The Citizens Medical Center in Texas has taken a serious stand against obesity, refusing to hire anyone with a BMI over 35.
The hospital implemented the policy last year but a new article from the Texas Tribune has brought renewed interest to the hospitals policy.
To put the hospitals policy in perspective a 5’5″ person can not weigh more than 210 pounds.
According to the hospital administrators want employee physiques to “fit with a representational image or specific mental projection of the job of a healthcare professional.”
The policy is 100 percent legal since only the state of Michigan and six in individual cities have discrimination laws that protect over weight people.
Many hospitals refuse to hire workers who smoke and some legal experts believe the Citizens Medical Center policy could lead to a lawsuit that frames obesity as a disability.
Suzanne Lucas for CBS News write:
“On the one hand, it makes sense that your health care provider is, well, healthy,”
The hospital also bans underweight workers which could help administrators argue that they are not focusing hate against obese people.
It’s still unclear what type of actions the hospital would take if their star doctors became obese or lost too much weight, at this time they have not been faced with that type of decision.

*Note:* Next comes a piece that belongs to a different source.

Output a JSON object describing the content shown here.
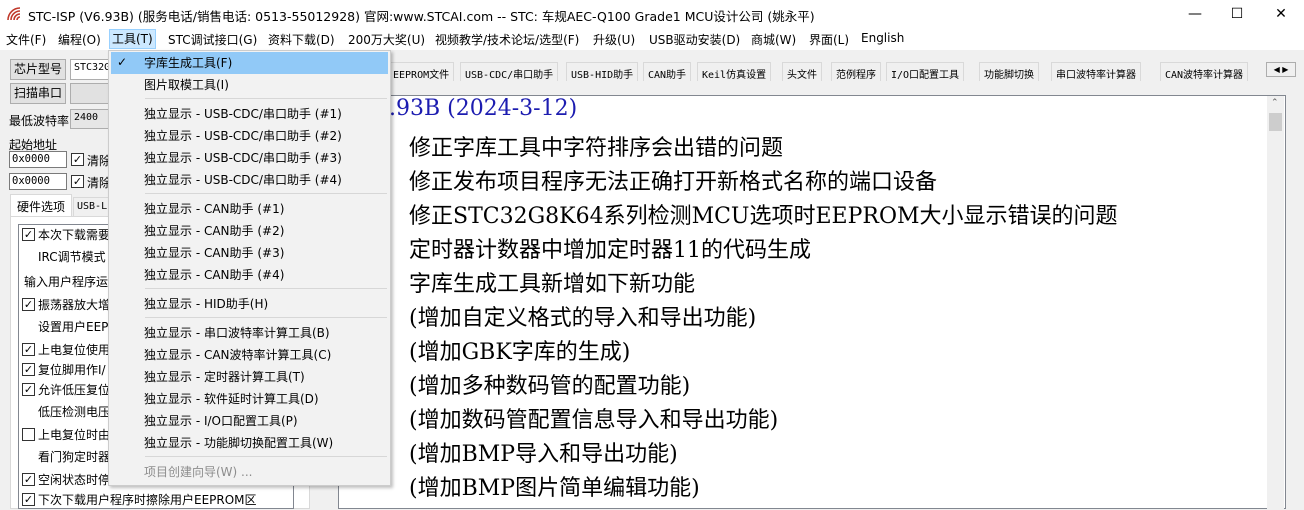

Oddly enough the hospitals policy does not point to higher costs of care for obese workers or claim that they can not do the job well enough to be employed, instead the hospital says it comes down to appearance issues that leave many patients feeling uncomfortable when obese workers provide them with care. Seniors 65 and older are the group most likely to complain about being watched after by an obese hospital employee.